'''

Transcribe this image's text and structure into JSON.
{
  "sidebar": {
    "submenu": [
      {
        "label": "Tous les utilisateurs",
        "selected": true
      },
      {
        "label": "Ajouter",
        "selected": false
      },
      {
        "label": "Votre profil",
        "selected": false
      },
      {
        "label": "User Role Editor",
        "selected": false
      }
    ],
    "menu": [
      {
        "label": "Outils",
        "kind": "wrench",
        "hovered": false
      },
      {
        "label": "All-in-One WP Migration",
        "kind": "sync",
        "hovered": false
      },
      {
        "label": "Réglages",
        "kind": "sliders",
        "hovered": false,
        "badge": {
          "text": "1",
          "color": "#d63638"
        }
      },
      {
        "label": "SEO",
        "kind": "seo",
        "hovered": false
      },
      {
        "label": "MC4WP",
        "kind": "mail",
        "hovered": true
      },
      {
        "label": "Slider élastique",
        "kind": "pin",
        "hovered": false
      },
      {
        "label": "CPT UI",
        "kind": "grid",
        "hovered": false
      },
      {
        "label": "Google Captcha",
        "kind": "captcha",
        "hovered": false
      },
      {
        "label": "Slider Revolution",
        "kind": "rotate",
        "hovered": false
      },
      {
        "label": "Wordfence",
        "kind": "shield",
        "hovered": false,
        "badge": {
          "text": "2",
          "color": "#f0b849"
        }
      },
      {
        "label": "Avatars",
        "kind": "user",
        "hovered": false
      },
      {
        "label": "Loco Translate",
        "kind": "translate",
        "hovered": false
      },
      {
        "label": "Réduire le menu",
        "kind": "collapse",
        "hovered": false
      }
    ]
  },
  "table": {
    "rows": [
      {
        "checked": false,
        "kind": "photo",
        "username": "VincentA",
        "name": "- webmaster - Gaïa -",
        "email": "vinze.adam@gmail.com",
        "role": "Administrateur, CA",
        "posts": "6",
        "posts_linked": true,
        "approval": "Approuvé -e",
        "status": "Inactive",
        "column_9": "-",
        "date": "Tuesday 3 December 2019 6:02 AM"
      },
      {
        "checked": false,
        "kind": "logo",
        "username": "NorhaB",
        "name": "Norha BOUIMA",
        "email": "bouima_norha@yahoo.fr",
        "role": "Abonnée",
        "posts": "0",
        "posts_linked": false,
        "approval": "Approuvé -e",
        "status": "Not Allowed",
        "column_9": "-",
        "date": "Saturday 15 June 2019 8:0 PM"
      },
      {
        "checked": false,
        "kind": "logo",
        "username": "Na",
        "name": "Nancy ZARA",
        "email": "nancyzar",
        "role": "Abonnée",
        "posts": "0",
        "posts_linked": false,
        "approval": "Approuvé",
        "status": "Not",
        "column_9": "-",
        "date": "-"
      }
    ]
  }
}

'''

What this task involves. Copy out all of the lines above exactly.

Solved problem.
Transcribe this image's text and structure into JSON.
{
  "sidebar": {
    "submenu": [
      {
        "label": "Tous les utilisateurs",
        "selected": true
      },
      {
        "label": "Ajouter",
        "selected": false
      },
      {
        "label": "Votre profil",
        "selected": false
      },
      {
        "label": "User Role Editor",
        "selected": false
      }
    ],
    "menu": [
      {
        "label": "Outils",
        "kind": "wrench",
        "hovered": false
      },
      {
        "label": "All-in-One WP Migration",
        "kind": "sync",
        "hovered": false
      },
      {
        "label": "Réglages",
        "kind": "sliders",
        "hovered": false,
        "badge": {
          "text": "1",
          "color": "#d63638"
        }
      },
      {
        "label": "SEO",
        "kind": "seo",
        "hovered": false
      },
      {
        "label": "MC4WP",
        "kind": "mail",
        "hovered": true
      },
      {
        "label": "Slider élastique",
        "kind": "pin",
        "hovered": false
      },
      {
        "label": "CPT UI",
        "kind": "grid",
        "hovered": false
      },
      {
        "label": "Google Captcha",
        "kind": "captcha",
        "hovered": false
      },
      {
        "label": "Slider Revolution",
        "kind": "rotate",
        "hovered": false
      },
      {
        "label": "Wordfence",
        "kind": "shield",
        "hovered": false,
        "badge": {
          "text": "2",
          "color": "#f0b849"
        }
      },
      {
        "label": "Avatars",
        "kind": "user",
        "hovered": false
      },
      {
        "label": "Loco Translate",
        "kind": "translate",
        "hovered": false
      },
      {
        "label": "Réduire le menu",
        "kind": "collapse",
        "hovered": false
      }
    ]
  },
  "table": {
    "rows": [
      {
        "checked": false,
        "kind": "photo",
        "username": "VincentA",
        "name": "- webmaster - Gaïa -",
        "email": "vinze.adam@gmail.com",
        "role": "Administrateur, CA",
        "posts": "6",
        "posts_linked": true,
        "approval": "Approuvé -e",
        "status": "Inactive",
        "column_9": "-",
        "date": "Tuesday 3 December 2019 6:02 AM"
      },
      {
        "checked": false,
        "kind": "logo",
        "username": "NorhaB",
        "name": "Norha BOUIMA",
        "email": "bouima_norha@yahoo.fr",
        "role": "Abonnée",
        "posts": "0",
        "posts_linked": false,
        "approval": "Approuvé -e",
        "status": "Not Allowed",
        "column_9": "-",
        "date": "Saturday 15 June 2019 8:0 PM"
      },
      {
        "checked": false,
        "kind": "logo",
        "username": "Na",
        "name": "Nancy ZARA",
        "email": "nancyzar",
        "role": "Abonnée",
        "posts": "0",
        "posts_linked": false,
        "approval": "Approuvé",
        "status": "Not",
        "column_9": "-",
        "date": "-"
      }
    ]
  }
}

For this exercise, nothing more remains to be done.